Interface dataset entries:
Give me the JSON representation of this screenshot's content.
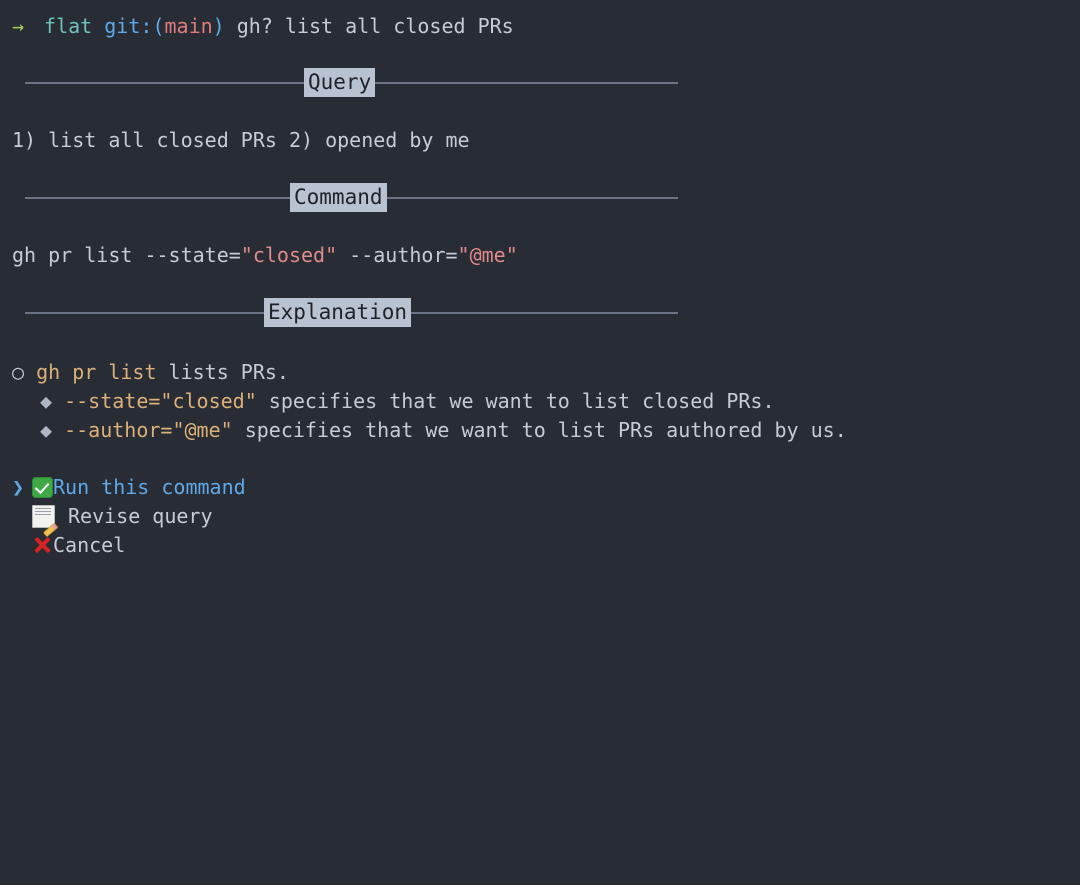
{
  "terminal": {
    "background": "#282c34",
    "foreground": "#c6cbd4",
    "accent_blue": "#5fa8e8",
    "accent_green": "#a9cc5b",
    "accent_red": "#e08a8a",
    "accent_orange": "#dcb079",
    "rule_color": "#6b7385",
    "label_bg": "#b9c2d0",
    "label_fg": "#1f2229"
  },
  "prompt": {
    "arrow": "→",
    "directory": "flat",
    "git_keyword": "git:",
    "paren_open": "(",
    "branch": "main",
    "paren_close": ")",
    "command": "gh? list all closed PRs"
  },
  "sections": {
    "query": {
      "label": "Query",
      "text": "1) list all closed PRs 2) opened by me"
    },
    "command": {
      "label": "Command",
      "parts": [
        {
          "text": "gh pr list --state=",
          "kind": "plain"
        },
        {
          "text": "\"closed\"",
          "kind": "string"
        },
        {
          "text": " --author=",
          "kind": "plain"
        },
        {
          "text": "\"@me\"",
          "kind": "string"
        }
      ],
      "full_text": "gh pr list --state=\"closed\" --author=\"@me\""
    },
    "explanation": {
      "label": "Explanation",
      "items": [
        {
          "bullet": "○",
          "bullet_kind": "circle",
          "indent": 0,
          "code": "gh pr list",
          "rest": " lists PRs."
        },
        {
          "bullet": "◆",
          "bullet_kind": "diamond",
          "indent": 1,
          "code": "--state=\"closed\"",
          "rest": " specifies that we want to list closed PRs."
        },
        {
          "bullet": "◆",
          "bullet_kind": "diamond",
          "indent": 1,
          "code": "--author=\"@me\"",
          "rest": " specifies that we want to list PRs authored by us."
        }
      ]
    }
  },
  "menu": {
    "cursor": "❯",
    "selected_index": 0,
    "items": [
      {
        "icon": "check-mark-emoji",
        "label": "Run this command",
        "selected": true
      },
      {
        "icon": "memo-emoji",
        "label": "Revise query",
        "selected": false
      },
      {
        "icon": "cross-mark-emoji",
        "label": "Cancel",
        "selected": false
      }
    ]
  }
}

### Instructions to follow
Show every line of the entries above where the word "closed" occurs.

### Written reply
    "command": "gh? list all closed PRs"
      "text": "1) list all closed PRs 2) opened by me"
          "text": "\"closed\"",
      "full_text": "gh pr list --state=\"closed\" --author=\"@me\""
          "code": "--state=\"closed\"",
          "rest": " specifies that we want to list closed PRs."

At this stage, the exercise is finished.